Nigel Wordsworth BSc(Hons) MCIJhttps://www.railengineer.co.uk
SPECIALIST AREAS Rolling stock, mechanical equipment, project reports, executive interviewsNigel Wordsworth graduated with an honours degree in Mechanical Engineering from Nottingham University, after which he joined the American aerospace and industrial fastener group SPS Technologies. After a short time at the research laboratories in Pennsylvania, USA, Nigel became responsible for applications engineering to industry in the UK and Western Europe. At this time he advised on various engineering projects, from Formula 1 to machine tools, including a particularly problematic area of bogie design for the HST. A move to the power generation and offshore oil supply sector followed as Nigel became director of Entwistle-Sandiacre, a subsidiary of the Australian-owned group Aurora plc. At the same time, Nigel spent ten years as a Technical Commissioner with the RAC Motor Sports Association, responsible for drafting and enforcing technical regulations for national and international motor racing series. Joining Rail Engineer in 2008, Nigel’s first assignment was a report on new three-dimensional mobile mapping and surveying equipment, swiftly followed by a look at vegetation control machinery. He continues to write on a variety of topics for most issues.


Please enter your comment!
Please enter your name here

This site uses Akismet to reduce spam. Learn how your comment data is processed.

Must Read

First light: The Riding Sunbeams trial of solar-powered electric traction

How many times have we looked at clever innovation and wondered why on earth no one thought of doing it before? Often the...

HS2 way out in front in tunnel design for high-speed rail

Now, what are the similarities between Cyrano de Bergerac, the central character in the 1897 play of the same name by Edmond Rostand...

Interim report on Port Talbot track worker fatalities reveals “there was no safe system of work in place”

Network Rail has released an interim report into the fatalities that occurred at Margam, near Port Talbot in South Wales, on 3 July 2019....

Back to portals

Headspans were necessary but now improved resilience is neededGenerally, the railway electrification schemes that first emerged in Britain, before...

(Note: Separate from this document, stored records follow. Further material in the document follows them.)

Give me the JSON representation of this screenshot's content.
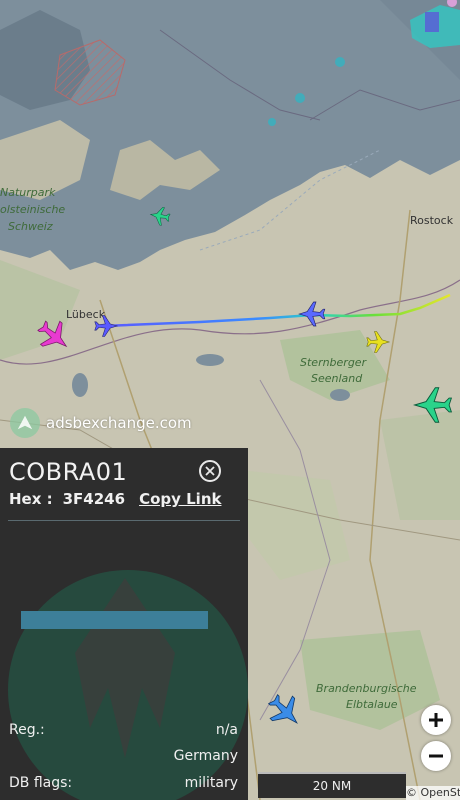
{
  "map": {
    "places": [
      {
        "text": "Naturpark",
        "id": "naturpark"
      },
      {
        "text": "olsteinische",
        "id": "holsteinische"
      },
      {
        "text": "Schweiz",
        "id": "schweiz"
      },
      {
        "text": "Sternberger",
        "id": "sternberger"
      },
      {
        "text": "Seenland",
        "id": "seenland"
      },
      {
        "text": "Brandenburgische",
        "id": "brandenburgische"
      },
      {
        "text": "Elbtalaue",
        "id": "elbtalaue"
      }
    ],
    "cities": {
      "rostock": "Rostock",
      "lubeck": "Lübeck"
    },
    "watermark": "adsbexchange.com"
  },
  "aircraft_colors": {
    "selected": "#e83ad0",
    "track_start": "#5a5aff",
    "track_end": "#e6e62a",
    "yellow": "#e8e020",
    "green": "#2ad38a",
    "blue": "#3a8ce8"
  },
  "panel": {
    "callsign": "COBRA01",
    "hex_label": "Hex :",
    "hex_value": "3F4246",
    "copy_link": "Copy Link",
    "reg_label": "Reg.:",
    "reg_value": "n/a",
    "country": "Germany",
    "dbflags_label": "DB flags:",
    "dbflags_value": "military"
  },
  "controls": {
    "zoom_in": "+",
    "zoom_out": "−",
    "scale": "20 NM",
    "attribution": "© OpenStreetMap contributors"
  }
}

Seven into Four does go – at Thickley Wood footbridge

Thickley Wood footbridge at Shildon, County Durham, is unusual but reflects the growth and decline of the local coalfields. Spanning the historic...